Monday 30 April 2012

The Die of Crazy Coincidence

Having praised the loose-ended approach to building a fictional story, I want to share a device I use in play to tie loose ends up. It is a six-sided Die of Crazy Coincidence. When I deem it possible that a crazy coincidence might happen I roll it, and the coincidence happens on a 6.

A couple of examples:
  • The party is headed out to the castle to fight some bandits. By crazy coincidence is their friend the ranger just coming back from his conclave in the woods and does he run into them and offer to join their righteous expedition? (He did, and this saved the party's bacon.)
  • Last week, the party was heading out of town on a caravan. I roll up some random characters along for the ride. One of them is a "Guard" and the other is an "Elf"? Is the elf the very same high-elf who had been pitching woo to one of the party members? (No.) Is the guard the very same fellow who went into the dungeon with the party, blackmailed them for a take of the treasure on account of their using illegal poison arrows, thought they were quits because he didn't testify against them in their trial, and is leaving town because his corrupt ways have come to light? (Yes - and in yesterday's session, a carousing episode in a far-away town gave him his comeuppance in a completely randomly determined yet amazingly elegant way.)
In literature, coincidence has had a long and controversial history. Aristotle thought it added greatly to  satisfaction with the story if, for example, you had a guy who murdered some dude being killed by the self-same dude's statue falling over. Early Western literary genres - romance, picaresque - thrived on scenes where characters thought left behind cropped up again, or new characters had some kind of connection with old ones. This technique was disparaged by 19th century realists and 20th century modernists, but made a comeback with postmodernism. Today's literary advice for amateurs generally warns away from coincidence, though if you read closely you'll see they take "coincidence" to mean an unexplained, deus ex machina appearance at the end - not the proper harvesting of a coincidence that is carefully developed earlier on in the story.

All this comes from my reading of an article by the literary scholar Hilary Dannenberg called A Poetics of Coincidence in Narrative Fiction (Poetics Today 25:3, Fall 2004, if you have university library access). Let's leave aside the theme of separated family members meeting by coincidence - which underpins a surprising number of classics from Oedipus Rex, to The Tempest, to Fielding's Tom Jones. A more general use of coincidence, corresponding to my use of dice, is to have characters meet again when the reader thinks they have separated from each other.

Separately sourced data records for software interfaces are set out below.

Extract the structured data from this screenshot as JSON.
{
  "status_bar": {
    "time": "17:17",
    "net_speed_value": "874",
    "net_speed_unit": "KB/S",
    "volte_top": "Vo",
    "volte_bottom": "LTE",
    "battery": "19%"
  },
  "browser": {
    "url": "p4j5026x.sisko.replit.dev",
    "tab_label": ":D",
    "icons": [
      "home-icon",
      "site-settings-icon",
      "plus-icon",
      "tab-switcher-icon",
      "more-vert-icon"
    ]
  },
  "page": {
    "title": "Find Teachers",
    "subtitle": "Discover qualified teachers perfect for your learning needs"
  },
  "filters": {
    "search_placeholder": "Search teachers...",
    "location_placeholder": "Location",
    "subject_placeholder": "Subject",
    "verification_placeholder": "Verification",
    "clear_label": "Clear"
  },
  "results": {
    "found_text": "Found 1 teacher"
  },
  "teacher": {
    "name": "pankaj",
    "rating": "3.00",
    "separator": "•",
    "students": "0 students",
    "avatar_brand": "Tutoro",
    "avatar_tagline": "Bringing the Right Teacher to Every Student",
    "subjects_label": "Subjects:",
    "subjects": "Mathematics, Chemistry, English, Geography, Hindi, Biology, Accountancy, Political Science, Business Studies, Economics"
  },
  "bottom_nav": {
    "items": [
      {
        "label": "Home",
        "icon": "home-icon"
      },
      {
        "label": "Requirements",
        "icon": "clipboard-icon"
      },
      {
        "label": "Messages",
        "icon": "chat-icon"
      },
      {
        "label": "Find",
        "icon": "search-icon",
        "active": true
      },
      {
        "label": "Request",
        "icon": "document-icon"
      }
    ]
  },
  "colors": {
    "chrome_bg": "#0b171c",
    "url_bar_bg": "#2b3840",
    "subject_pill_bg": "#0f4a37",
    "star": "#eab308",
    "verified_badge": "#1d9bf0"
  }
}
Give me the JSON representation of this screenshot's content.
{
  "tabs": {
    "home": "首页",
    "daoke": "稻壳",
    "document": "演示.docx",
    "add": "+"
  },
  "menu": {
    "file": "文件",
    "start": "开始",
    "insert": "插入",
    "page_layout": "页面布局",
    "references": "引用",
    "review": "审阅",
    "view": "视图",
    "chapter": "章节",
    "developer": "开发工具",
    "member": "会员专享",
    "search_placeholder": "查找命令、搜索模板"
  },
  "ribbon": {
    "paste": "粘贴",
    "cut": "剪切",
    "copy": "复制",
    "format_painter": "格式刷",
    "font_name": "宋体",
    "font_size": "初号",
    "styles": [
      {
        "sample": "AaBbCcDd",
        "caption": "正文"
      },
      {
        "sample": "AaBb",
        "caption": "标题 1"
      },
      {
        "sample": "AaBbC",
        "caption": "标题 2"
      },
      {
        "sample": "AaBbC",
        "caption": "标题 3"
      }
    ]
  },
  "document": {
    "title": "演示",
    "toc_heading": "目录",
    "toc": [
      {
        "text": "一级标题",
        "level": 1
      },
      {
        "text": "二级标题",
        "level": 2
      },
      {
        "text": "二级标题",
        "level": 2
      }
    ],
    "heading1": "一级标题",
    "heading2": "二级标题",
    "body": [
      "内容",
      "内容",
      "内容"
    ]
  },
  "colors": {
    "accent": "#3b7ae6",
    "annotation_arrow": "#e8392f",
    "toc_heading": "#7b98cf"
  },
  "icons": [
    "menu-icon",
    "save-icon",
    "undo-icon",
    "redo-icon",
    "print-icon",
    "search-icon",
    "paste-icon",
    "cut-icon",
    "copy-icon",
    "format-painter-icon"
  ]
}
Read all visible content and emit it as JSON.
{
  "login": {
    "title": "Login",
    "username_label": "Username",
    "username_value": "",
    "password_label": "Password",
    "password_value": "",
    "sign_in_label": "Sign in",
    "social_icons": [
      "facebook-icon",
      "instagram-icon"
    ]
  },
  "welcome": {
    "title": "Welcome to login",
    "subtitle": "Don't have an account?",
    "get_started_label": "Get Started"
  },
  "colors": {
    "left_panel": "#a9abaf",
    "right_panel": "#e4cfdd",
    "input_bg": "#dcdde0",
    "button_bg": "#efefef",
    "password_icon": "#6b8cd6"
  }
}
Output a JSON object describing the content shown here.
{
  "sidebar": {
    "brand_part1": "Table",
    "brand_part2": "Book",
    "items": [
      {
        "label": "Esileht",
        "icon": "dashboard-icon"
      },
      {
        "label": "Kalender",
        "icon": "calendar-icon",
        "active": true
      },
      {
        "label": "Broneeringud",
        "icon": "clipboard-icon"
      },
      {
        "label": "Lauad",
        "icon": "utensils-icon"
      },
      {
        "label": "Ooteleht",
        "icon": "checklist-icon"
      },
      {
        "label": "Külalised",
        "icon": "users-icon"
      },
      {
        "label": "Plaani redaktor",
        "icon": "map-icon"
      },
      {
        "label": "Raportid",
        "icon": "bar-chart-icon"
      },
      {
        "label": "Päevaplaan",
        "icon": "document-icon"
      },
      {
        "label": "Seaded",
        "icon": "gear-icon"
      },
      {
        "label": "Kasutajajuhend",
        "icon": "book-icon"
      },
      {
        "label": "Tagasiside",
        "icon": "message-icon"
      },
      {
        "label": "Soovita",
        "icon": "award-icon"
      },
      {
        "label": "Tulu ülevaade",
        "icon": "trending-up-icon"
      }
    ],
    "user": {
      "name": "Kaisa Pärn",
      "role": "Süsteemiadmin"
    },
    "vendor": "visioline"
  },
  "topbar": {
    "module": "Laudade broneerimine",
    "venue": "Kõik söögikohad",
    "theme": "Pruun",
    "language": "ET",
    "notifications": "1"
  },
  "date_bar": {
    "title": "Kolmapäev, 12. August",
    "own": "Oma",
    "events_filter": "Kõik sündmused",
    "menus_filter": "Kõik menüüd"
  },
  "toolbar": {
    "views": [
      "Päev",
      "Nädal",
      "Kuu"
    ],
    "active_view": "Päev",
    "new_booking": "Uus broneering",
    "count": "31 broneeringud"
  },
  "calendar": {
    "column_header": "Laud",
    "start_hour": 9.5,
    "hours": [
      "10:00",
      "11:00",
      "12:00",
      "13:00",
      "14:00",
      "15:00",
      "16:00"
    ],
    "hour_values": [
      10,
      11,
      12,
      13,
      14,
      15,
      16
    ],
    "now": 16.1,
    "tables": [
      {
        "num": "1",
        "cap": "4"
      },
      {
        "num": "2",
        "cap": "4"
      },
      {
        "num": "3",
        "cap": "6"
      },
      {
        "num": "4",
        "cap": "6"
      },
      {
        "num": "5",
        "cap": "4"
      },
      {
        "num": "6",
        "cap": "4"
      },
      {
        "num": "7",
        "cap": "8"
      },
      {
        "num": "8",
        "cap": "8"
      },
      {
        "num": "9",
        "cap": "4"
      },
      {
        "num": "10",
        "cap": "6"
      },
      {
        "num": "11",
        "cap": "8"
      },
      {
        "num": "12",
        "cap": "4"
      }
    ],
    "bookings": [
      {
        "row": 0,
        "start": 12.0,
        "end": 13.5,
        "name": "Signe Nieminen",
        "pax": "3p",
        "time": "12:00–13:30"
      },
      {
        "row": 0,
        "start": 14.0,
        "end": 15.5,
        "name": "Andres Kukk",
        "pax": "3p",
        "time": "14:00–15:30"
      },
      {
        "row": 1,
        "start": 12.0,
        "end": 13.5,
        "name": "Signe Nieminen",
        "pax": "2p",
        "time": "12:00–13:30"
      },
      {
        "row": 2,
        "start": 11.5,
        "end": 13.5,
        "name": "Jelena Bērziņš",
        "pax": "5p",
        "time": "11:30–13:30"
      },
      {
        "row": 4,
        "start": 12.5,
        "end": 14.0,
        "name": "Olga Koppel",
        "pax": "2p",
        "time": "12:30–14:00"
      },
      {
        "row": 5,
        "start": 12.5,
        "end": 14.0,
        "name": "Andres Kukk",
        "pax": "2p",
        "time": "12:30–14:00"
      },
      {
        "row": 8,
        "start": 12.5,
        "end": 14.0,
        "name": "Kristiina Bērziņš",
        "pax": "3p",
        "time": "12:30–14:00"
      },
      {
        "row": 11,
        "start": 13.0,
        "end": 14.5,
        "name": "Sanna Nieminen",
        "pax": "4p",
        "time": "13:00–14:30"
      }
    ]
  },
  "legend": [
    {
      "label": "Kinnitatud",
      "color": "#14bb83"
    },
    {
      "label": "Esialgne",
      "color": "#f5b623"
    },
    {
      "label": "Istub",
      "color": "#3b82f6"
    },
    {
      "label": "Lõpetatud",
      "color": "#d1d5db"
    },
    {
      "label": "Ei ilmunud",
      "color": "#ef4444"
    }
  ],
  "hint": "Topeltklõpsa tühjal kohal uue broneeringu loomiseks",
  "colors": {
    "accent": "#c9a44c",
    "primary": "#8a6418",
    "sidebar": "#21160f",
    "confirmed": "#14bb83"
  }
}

In general, Dannenberg says that such coincidences in literature demand an explanation by the author, who often complies. Sometimes coincidence is explained explicitly as a sign of the hand of Providence within the story. Other times it's done with a nod and a wink to literary contrivance; certainly it is more satisfying to pick up an old character where they left off and develop them further, than to start anew. But at still other times, particularly in realist novels, it's just explained as one of those chance meetings or an incredible happenstance. In effect, this last one is the explanation I give my players when I announce the chance for a coincidence and roll the die in plain view.

Now, if I was being a total realist about things, the coincidence die would only hit on a 1 in 100 chance or lower. Indeed, sometimes when something would be just too bizarre a coincidence, I roll 2 dice and require 2 sixes (in today's session, there were human heads on stakes by the side of the road - does anyone recognize them?) Yet even this 1 in 36 chance, or the 1 in 6 normal chance, is weighted heavily to let coincidences happen. And in this I recognize I'm telling a literary story, that sometimes could get some good mileage out of recycling and developing a character, but works best if it's seen as not completely stage-managed.


  1. I remember, years ago, I would offer my players bonus XP if they came up with some contrived story as to how a random NPC is tied to their character or past stories. Sadly, they never took my up on it.

  2. I'm stealing this for my one-on-one campaign. This is a fun idea. :)